### Exercise
What lines in the following entries hold the word "JSON"? Copy each one.
(Beginning of Records for this task)
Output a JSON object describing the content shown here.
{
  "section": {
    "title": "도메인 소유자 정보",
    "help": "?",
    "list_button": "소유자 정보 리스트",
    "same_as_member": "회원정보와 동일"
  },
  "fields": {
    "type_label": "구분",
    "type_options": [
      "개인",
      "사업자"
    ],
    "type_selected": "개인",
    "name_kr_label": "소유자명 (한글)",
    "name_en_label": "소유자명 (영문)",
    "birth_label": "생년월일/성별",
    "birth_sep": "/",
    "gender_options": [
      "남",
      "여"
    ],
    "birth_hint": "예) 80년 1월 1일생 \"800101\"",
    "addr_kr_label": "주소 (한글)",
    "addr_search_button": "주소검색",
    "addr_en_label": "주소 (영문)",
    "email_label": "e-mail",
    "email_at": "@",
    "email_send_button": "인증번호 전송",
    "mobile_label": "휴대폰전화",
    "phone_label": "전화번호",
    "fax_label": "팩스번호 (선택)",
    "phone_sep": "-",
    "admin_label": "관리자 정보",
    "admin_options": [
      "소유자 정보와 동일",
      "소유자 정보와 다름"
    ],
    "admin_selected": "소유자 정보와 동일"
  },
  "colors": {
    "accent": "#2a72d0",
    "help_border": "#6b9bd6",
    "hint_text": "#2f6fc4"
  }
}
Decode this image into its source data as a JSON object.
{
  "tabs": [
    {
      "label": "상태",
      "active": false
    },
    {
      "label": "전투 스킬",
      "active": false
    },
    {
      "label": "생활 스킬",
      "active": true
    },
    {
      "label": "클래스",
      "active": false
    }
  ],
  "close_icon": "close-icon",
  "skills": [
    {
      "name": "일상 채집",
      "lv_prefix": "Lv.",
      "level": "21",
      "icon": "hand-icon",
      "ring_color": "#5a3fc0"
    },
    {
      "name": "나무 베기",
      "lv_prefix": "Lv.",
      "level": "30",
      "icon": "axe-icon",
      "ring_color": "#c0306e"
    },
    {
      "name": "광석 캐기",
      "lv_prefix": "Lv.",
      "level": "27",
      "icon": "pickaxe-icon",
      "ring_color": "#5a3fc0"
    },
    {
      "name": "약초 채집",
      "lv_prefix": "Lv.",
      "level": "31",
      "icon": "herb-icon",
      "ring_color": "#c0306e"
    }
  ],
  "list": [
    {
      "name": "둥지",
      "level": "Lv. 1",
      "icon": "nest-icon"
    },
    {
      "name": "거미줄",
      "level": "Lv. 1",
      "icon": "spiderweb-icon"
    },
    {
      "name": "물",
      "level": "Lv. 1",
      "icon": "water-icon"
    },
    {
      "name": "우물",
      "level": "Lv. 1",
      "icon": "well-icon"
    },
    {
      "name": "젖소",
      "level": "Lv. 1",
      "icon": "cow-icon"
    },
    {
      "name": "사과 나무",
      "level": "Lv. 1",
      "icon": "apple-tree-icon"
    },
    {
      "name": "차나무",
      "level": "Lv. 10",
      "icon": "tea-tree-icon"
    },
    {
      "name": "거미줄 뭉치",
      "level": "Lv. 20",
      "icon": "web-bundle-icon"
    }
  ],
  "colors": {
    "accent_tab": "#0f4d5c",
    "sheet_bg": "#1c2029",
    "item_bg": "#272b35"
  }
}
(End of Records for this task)
### Exercise output
Output a JSON object describing the content shown here.
Decode this image into its source data as a JSON object.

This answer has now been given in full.